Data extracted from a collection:
···

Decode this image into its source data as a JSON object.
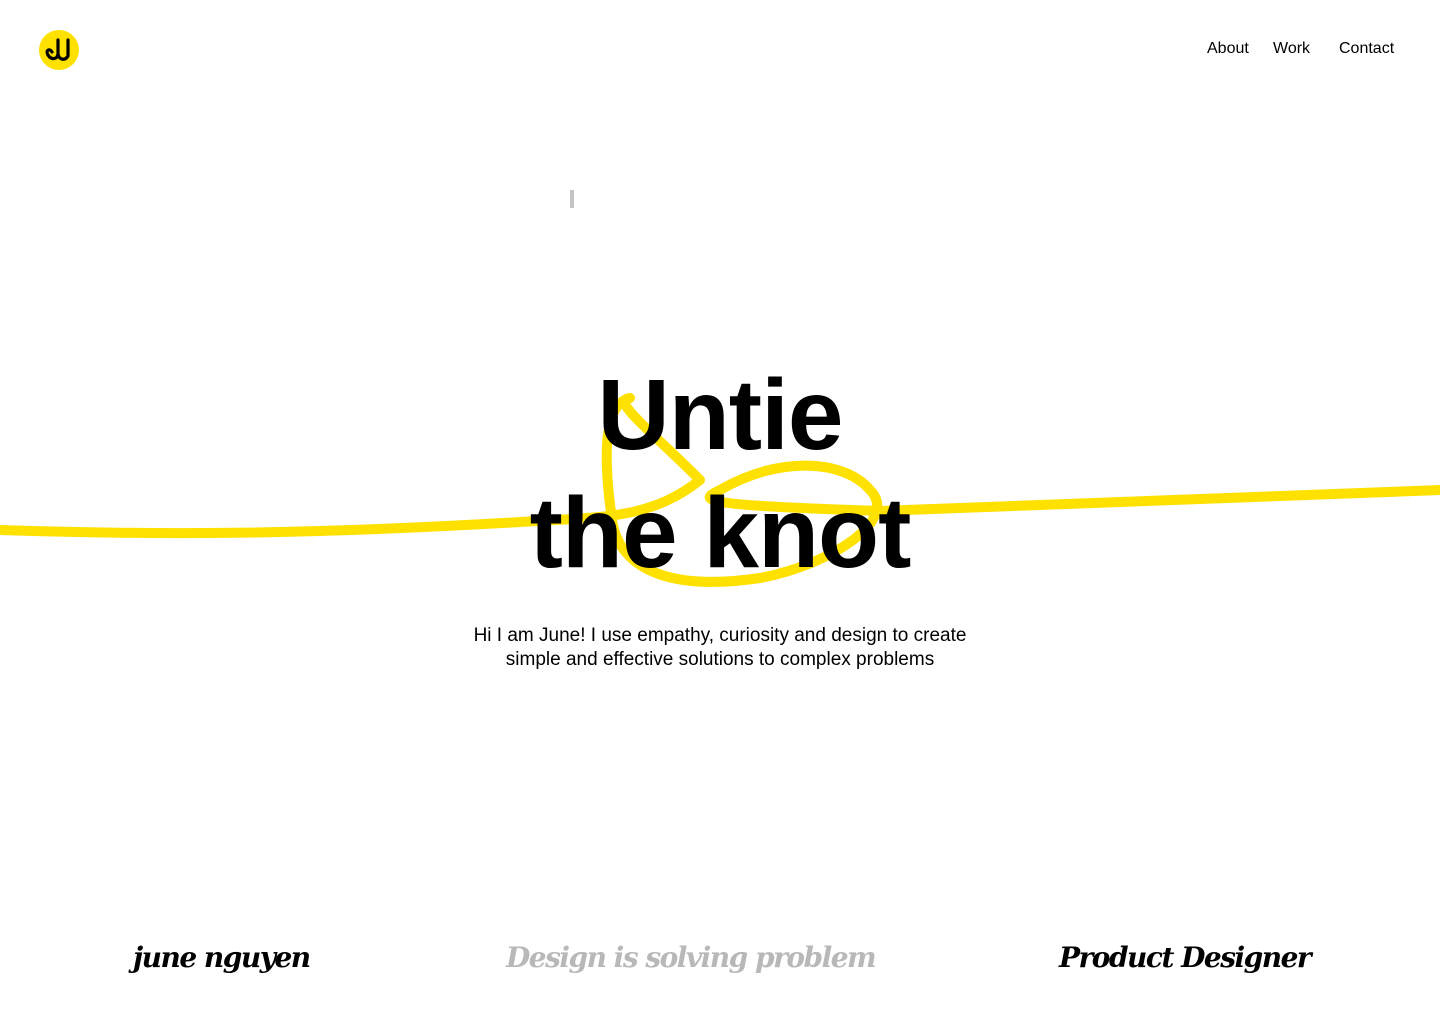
{
  "brand": {
    "logo_icon": "ju-monogram-icon",
    "logo_color": "#FFE100"
  },
  "nav": {
    "about": "About",
    "work": "Work",
    "contact": "Contact"
  },
  "hero": {
    "title_line1": "Untie",
    "title_line2": "the knot",
    "subtitle_line1": "Hi I am June! I use empathy, curiosity and design to create",
    "subtitle_line2": "simple and effective solutions to complex problems",
    "rope_color": "#FFE100"
  },
  "footer": {
    "name": "june nguyen",
    "tagline": "Design is solving problem",
    "role": "Product Designer"
  }
}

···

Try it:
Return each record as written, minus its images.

Expected answer:
Decode this image into its source data as a JSON object.
{
  "brand": {
    "logo_icon": "ju-monogram-icon",
    "logo_color": "#FFE100"
  },
  "nav": {
    "about": "About",
    "work": "Work",
    "contact": "Contact"
  },
  "hero": {
    "title_line1": "Untie",
    "title_line2": "the knot",
    "subtitle_line1": "Hi I am June! I use empathy, curiosity and design to create",
    "subtitle_line2": "simple and effective solutions to complex problems",
    "rope_color": "#FFE100"
  },
  "footer": {
    "name": "june nguyen",
    "tagline": "Design is solving problem",
    "role": "Product Designer"
  }
}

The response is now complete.